Creditors forcing change at Tribune
August 14, 2009
BY DAVID ROEDER firstname.lastname@example.org
Sam Zell’s days as a media titan in Chicago are nearly over.
The motorcycle-riding billionaire, renowned for his deft touch with real estate and corporate turnarounds, took Tribune Co. private in late 2007 promising to energize the lumbering company. He piled on debt at exactly the wrong time, and a collapse in advertising for traditional media forced him to take the company to Chapter 11 bankruptcy.
Eight months after the filing, two sources familiar with the process said creditors are working on a reorganization plan that elbows Zell aside. The creditors, including investment banks owed $8.6 billion from Zell’s Tribune takeover, would stage a takeover of their own and sell off the company’s newspapers and broadcast stations as they see fit.
“The banks will be in charge,” one insider said, adding that they are growing impatient with Zell’s stewardship. The bankruptcy court on Monday granted Zell extended time, until Nov. 30, to be the first to file a reorganization plan. Creditors have to wait at least that long before filing their own plan with the court.
William Brandt Jr., a corporate turnaround expert not involved in the case, said enough time has passed so that creditors and the debtor want to cut losses and save face. He said an honorable exit is especially important to Zell, who might need investment banking help for future deals.
“This was a textbook case of a leverage buyout gone bad,” said Brandt, president of Development Specialists Inc. “These were imbeciles who had no idea what they were doing.”

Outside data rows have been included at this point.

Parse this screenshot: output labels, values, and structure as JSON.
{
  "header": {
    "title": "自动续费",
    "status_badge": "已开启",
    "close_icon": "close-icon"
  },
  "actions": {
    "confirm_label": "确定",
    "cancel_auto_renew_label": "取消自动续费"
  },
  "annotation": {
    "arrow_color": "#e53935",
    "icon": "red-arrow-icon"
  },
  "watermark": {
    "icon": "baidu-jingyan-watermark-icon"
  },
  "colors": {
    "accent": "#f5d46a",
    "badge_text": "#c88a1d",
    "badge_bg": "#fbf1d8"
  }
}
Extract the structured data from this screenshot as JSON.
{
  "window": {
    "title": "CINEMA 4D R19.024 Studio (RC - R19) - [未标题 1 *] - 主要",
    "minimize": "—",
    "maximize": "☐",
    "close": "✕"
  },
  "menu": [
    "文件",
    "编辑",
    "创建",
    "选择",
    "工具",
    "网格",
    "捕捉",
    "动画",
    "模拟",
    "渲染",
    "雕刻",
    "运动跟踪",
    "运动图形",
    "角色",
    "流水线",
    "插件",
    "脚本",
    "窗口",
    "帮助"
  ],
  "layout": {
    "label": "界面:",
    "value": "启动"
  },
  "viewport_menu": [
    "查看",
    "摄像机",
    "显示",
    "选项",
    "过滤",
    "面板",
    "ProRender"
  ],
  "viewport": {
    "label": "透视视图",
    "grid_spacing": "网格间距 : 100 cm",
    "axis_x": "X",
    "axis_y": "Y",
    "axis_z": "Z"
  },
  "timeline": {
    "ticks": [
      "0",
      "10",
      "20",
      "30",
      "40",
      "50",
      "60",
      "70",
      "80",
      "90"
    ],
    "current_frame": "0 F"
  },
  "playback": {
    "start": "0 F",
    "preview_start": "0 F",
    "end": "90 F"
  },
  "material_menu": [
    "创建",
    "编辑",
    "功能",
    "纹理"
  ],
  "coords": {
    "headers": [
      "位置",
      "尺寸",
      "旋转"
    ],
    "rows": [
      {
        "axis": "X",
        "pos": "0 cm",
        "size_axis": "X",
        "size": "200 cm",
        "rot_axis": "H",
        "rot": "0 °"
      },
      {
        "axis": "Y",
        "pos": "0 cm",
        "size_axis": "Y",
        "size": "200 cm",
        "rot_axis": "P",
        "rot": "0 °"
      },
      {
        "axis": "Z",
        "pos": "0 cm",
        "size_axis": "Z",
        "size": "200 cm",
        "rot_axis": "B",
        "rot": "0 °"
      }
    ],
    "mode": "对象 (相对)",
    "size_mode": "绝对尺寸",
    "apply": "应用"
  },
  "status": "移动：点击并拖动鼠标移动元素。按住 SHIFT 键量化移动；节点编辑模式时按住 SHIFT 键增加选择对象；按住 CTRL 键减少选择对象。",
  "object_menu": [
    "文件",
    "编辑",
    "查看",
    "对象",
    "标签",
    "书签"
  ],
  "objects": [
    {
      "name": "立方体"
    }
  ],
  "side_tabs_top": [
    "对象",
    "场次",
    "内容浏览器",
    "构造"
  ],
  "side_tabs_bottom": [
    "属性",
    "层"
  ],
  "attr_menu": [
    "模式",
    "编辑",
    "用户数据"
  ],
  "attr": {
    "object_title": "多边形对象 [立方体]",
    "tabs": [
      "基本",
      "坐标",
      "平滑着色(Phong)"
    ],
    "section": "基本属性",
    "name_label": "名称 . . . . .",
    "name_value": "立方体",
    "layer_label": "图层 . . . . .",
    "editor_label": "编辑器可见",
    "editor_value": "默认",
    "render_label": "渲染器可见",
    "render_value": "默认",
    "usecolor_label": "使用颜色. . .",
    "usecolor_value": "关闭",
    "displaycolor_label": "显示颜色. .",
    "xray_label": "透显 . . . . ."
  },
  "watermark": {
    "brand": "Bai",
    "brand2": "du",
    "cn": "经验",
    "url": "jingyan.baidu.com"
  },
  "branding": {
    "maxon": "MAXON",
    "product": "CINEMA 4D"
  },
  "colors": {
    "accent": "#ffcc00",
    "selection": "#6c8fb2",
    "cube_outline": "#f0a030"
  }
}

Brandt said Zell waited too long to sell major assets, accomplishing only a $650 million sale of Newsday, the Long Island-based daily. A sale of the Tribune-owned Chicago Cubs for around $900 million is not final and suffered a months-long detour when Zell tried to sell Wrigley Field separately to an arm of state government.
Still, Tribune financial reports filed with the bankruptcy court show recent improvement. The company’s cash on hand rose to $740.5 million as of June 28, up from $702 million in late May. It reported profitable operations in June aside from debt obligations, but for the period from Dec. 8, 2008 to June 28 it said it lost $836.5 million. The numbers don’t include units such as the Cubs, which were left out of the bankruptcy filing.
Tribune spokesman Gary Weitman said, “Since going private, we have re-engineered many of our existing products and introduced new ones, expanded our local news programming, dramatically reduced our expenses and positioned the company to succeed in the face of an extremely difficult ad environment and a worsening economy.”
He added that Zell and other managers “remain actively engaged and committed to Tribune. The restructuring is still in progress and we continue having positive discussions with our various creditor constituencies. It is premature to speculate about the company’s final ownership structure.”
While the company has laid off workers, it has hired others to fill new needs. Bankruptcy experts said creditors usually don’t object to such new expenses if they believe they help preserve value.
Tribune debt recently traded for about 7 cents on the dollar, meaning investors think a lottery ticket is just as likely to pay off. The company’s total debt, counting what Zell assumed in his takeover, is around $13 billion.
Brandt said the Tribune deal has become such a “reputational disaster” for Zell that’s he’s probably not involved much in management other than creditor negotiations. That could be one reason the company wants bankruptcy court approval to pay bonuses of about $70 million to top managers.
Tribune owns the Chicago Tribune, the Los Angeles Times and other major newspapers, as well as WGN-TV and radio and 22 other TV stations.
David Wirt, chairman of the bankruptcy practice at the firm Locke Lord Bissell & Liddell, said Zell may be getting pressure because creditors want to see revenue growth, and not just cost-cutting. Also, the bankruptcy process is expensive and participants tire of paying lawyer fees that can top $800 an hour for senior partners, said Wirt, whose firm is not involved in the case.
In late 2008, debt analyst Mike Simonton of Fitch Ratings estimated Tribune was worth about $4 billion if sold. Since then, the company’s balance sheet has worsened. As of June 28, Tribune said its liabilities exceeded assets by $7.1 billion, vs. $5.7 billion at the time of Simonton’s estimate.
Even after a drawn-out liquidation, creditors may be lucky to get a third of their investment back.